Today marks World Mental Health Day, aimed at promoting global mental health education, awareness and advocacy. This initiative commenced in 1992 through the offices of the World Federation for Mental Health, which is a global mental health organisation encompassing over 150 countries. The motto for this year is Mental Health In Primary Care: Enhancing Treatment And Promoting Mental Health.
In some countries, World Mental Health Day comprises part of the Mental Illness Awareness Week (October 5-11) that had been launched by the United States Congress in 1990 in response to a real increase in the incidence of mental illness.
Every year, during World Mental Health Day, thousands of people worldwide raise awareness and funds for mental health causes. Open discussion of such illness is promoted, as are investments in prevention and treatment services.

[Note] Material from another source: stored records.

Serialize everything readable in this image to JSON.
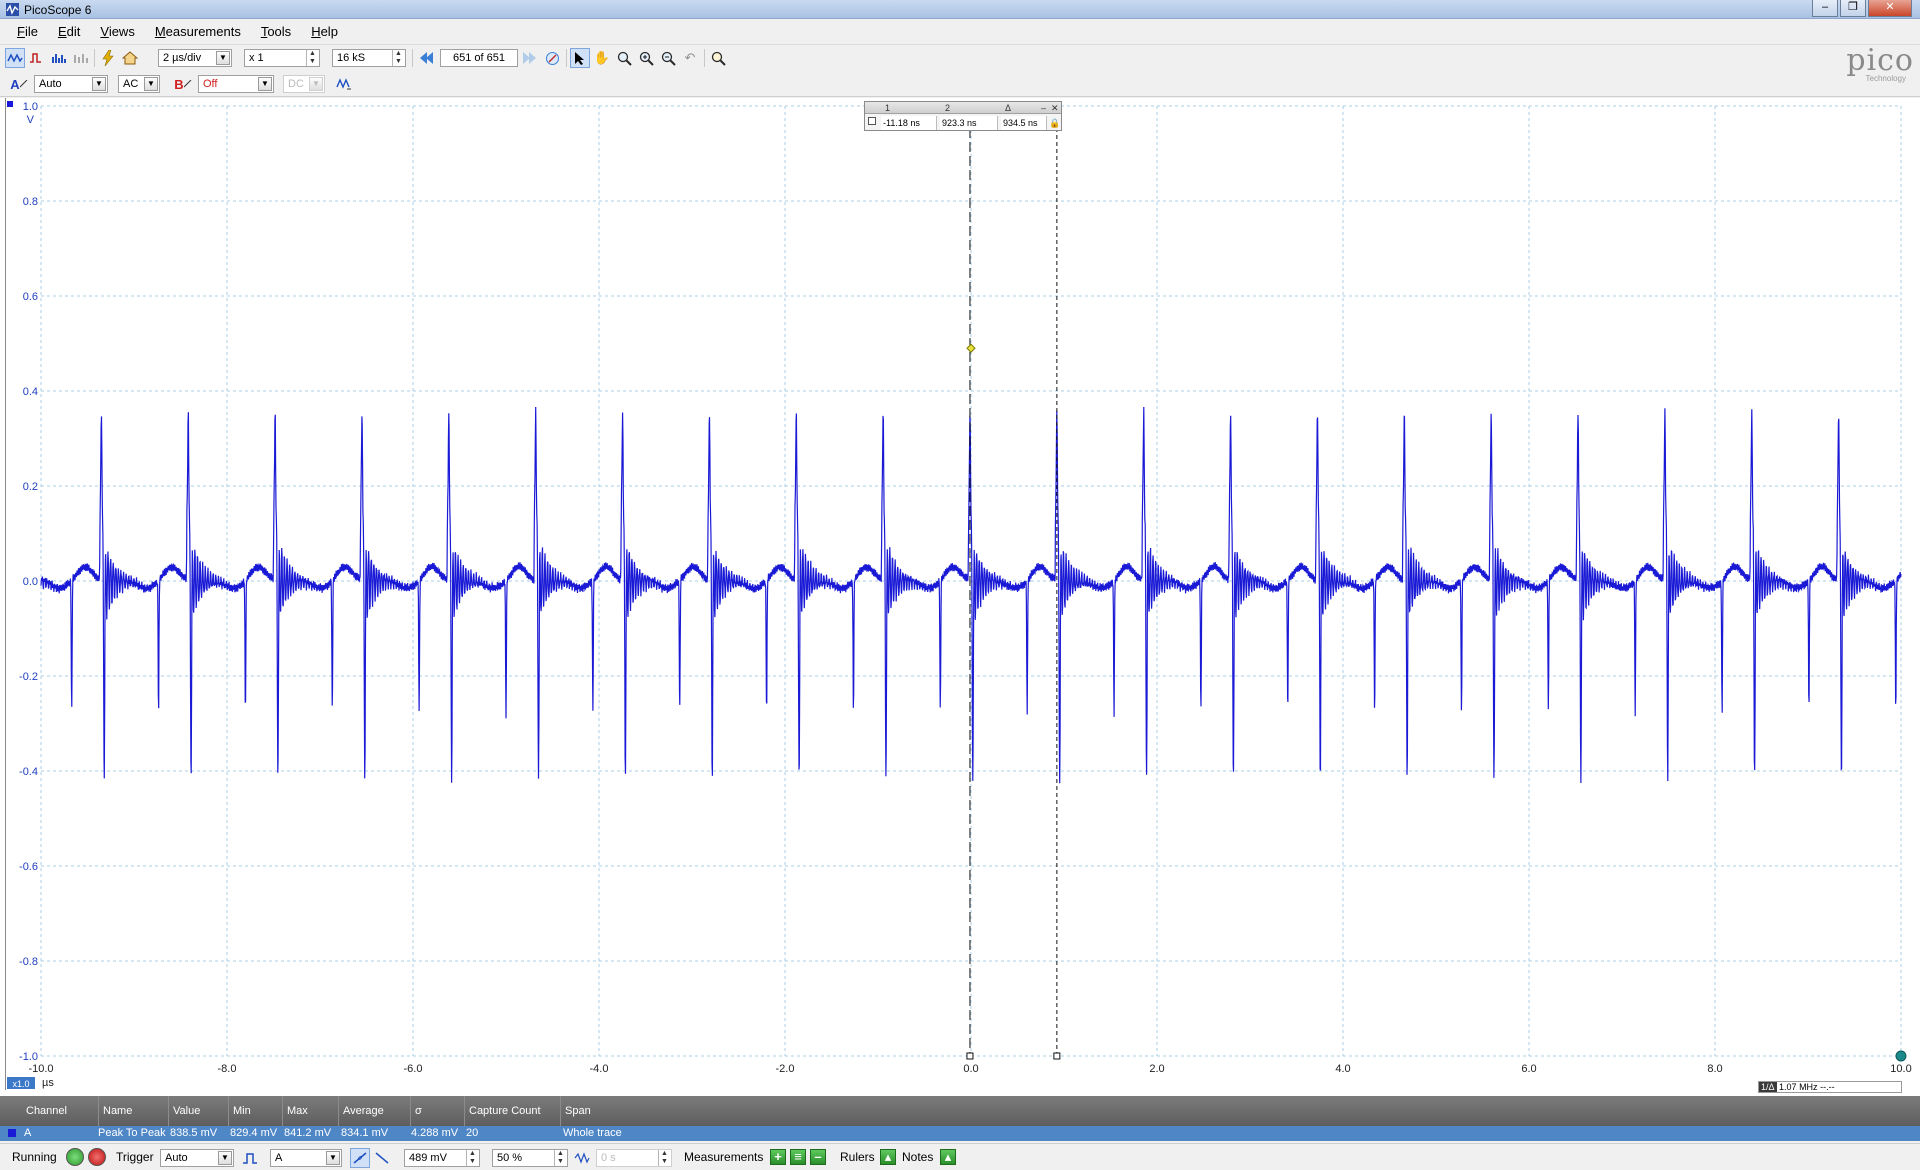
{
  "window": {
    "title": "PicoScope 6",
    "controls": [
      "–",
      "❐",
      "✕"
    ]
  },
  "menu": [
    {
      "label": "File",
      "ul": "F",
      "rest": "ile"
    },
    {
      "label": "Edit",
      "ul": "E",
      "rest": "dit"
    },
    {
      "label": "Views",
      "ul": "V",
      "rest": "iews"
    },
    {
      "label": "Measurements",
      "ul": "M",
      "rest": "easurements"
    },
    {
      "label": "Tools",
      "ul": "T",
      "rest": "ools"
    },
    {
      "label": "Help",
      "ul": "H",
      "rest": "elp"
    }
  ],
  "toolbar": {
    "timebase": "2 µs/div",
    "multiplier": "x 1",
    "samples": "16 kS",
    "buffer": "651 of 651"
  },
  "channels": {
    "a_label": "A",
    "a_range": "Auto",
    "a_coupling": "AC",
    "b_label": "B",
    "b_range": "Off",
    "b_coupling": "DC"
  },
  "logo": {
    "word": "pico",
    "sub": "Technology"
  },
  "chart_data": {
    "type": "line",
    "xlabel": "µs",
    "ylabel": "V",
    "xlim": [
      -10.0,
      10.0
    ],
    "ylim": [
      -1.0,
      1.0
    ],
    "x_ticks": [
      "-10.0",
      "-8.0",
      "-6.0",
      "-4.0",
      "-2.0",
      "0.0",
      "2.0",
      "4.0",
      "6.0",
      "8.0",
      "10.0"
    ],
    "y_ticks": [
      "1.0",
      "0.8",
      "0.6",
      "0.4",
      "0.2",
      "0.0",
      "-0.2",
      "-0.4",
      "-0.6",
      "-0.8",
      "-1.0"
    ],
    "grid": true,
    "scale_badge": "x1.0",
    "series": [
      {
        "color": "#1a1ad6",
        "period_us": 0.934,
        "first_spike_us": -9.35,
        "spike_max_v": 0.47,
        "spike_min_v": -0.33,
        "pre_dip_v": -0.28,
        "baseline_v": 0.0,
        "ripple_v": 0.03
      }
    ],
    "rulers": [
      {
        "name": "1",
        "x": -0.01118
      },
      {
        "name": "2",
        "x": 0.9233
      }
    ],
    "trigger_marker": {
      "x": 0.0,
      "y": 0.49
    }
  },
  "rulers_box": {
    "headers": [
      "1",
      "2",
      "Δ"
    ],
    "values": [
      "-11.18 ns",
      "923.3 ns",
      "934.5 ns"
    ]
  },
  "freq_readout": {
    "label": "1/Δ",
    "value": "1.07 MHz",
    "extra": "--.--"
  },
  "measurements": {
    "headers": [
      "Channel",
      "Name",
      "Value",
      "Min",
      "Max",
      "Average",
      "σ",
      "Capture Count",
      "Span"
    ],
    "row": [
      "A",
      "Peak To Peak",
      "838.5 mV",
      "829.4 mV",
      "841.2 mV",
      "834.1 mV",
      "4.288 mV",
      "20",
      "Whole trace"
    ]
  },
  "status": {
    "running": "Running",
    "trigger_label": "Trigger",
    "trigger_mode": "Auto",
    "trigger_source": "A",
    "threshold": "489 mV",
    "pre_trigger": "50 %",
    "delay": "0 s",
    "measurements_label": "Measurements",
    "rulers_label": "Rulers",
    "notes_label": "Notes"
  }
}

Statistics clearly show that, in 2002, there were 154 million people globally suffering from depression. And this is just one form of mental illness. Mental, neurological and behavioural disorders are common worldwide, causing immense suffering to the individual, the family and the country, with truly staggering economic and social costs.
It is estimated that mental disorders affect nearly 12 per cent of the world's entire population, that is, about 450 million people around the world will experience a mental illness that would benefit from diagnosis and treatment. Individuals with such disorders are often subjected to social isolation, a poorer overall quality of life and higher mortality rates.
World Mental Health Day also promotes self-awareness and encourages individuals who may be experiencing such problems to actively seek help. This may be through discussion with a partner or a friend or by actually seeking professional help. Unfortunately, most are likely to simply shrug and "get on with it", a practice that often works but which sometimes doesn't, potentially leading to a worsening of an already bad situation. Such lackadaisical attitudes are also fostered by the climate of labelling individuals, hence reducing the threatening potential through stigmatisation. And such lack of compassion, and outright exaggerated labelling, leads to social distancing and a true worsening of an individual's situation.
Just to give an example, a survey held in Britain this summer found that 92 per cent of respondents believed that "admitting to having a mental illness would damage someone's career". The three careers considered to be most at risk were doctors (56 per cent), emergency services (54 per cent) and teachers (48 per cent).
The situation in Malta is not any different. Mount Carmel Hospital's chief executive officer, Edward Borg, says the stigma still prevails and many found it hard to land a job. Employers, he points out, are reluctant to keep employees with mental illness because they required long periods of hospitalisation.
Compassion and the much-vaunted Christianity this island is supposed to embrace should automatically lead us to "do unto others as you would have others do unto you".
The Mental Health Association in Malta is an NGO working for the families and users of mental health services and, quite appropriately, its main aim, in this tiny insular country, is to reduce the stigma attached to mental illness by educating the public, school children and relatives of the mentally ill.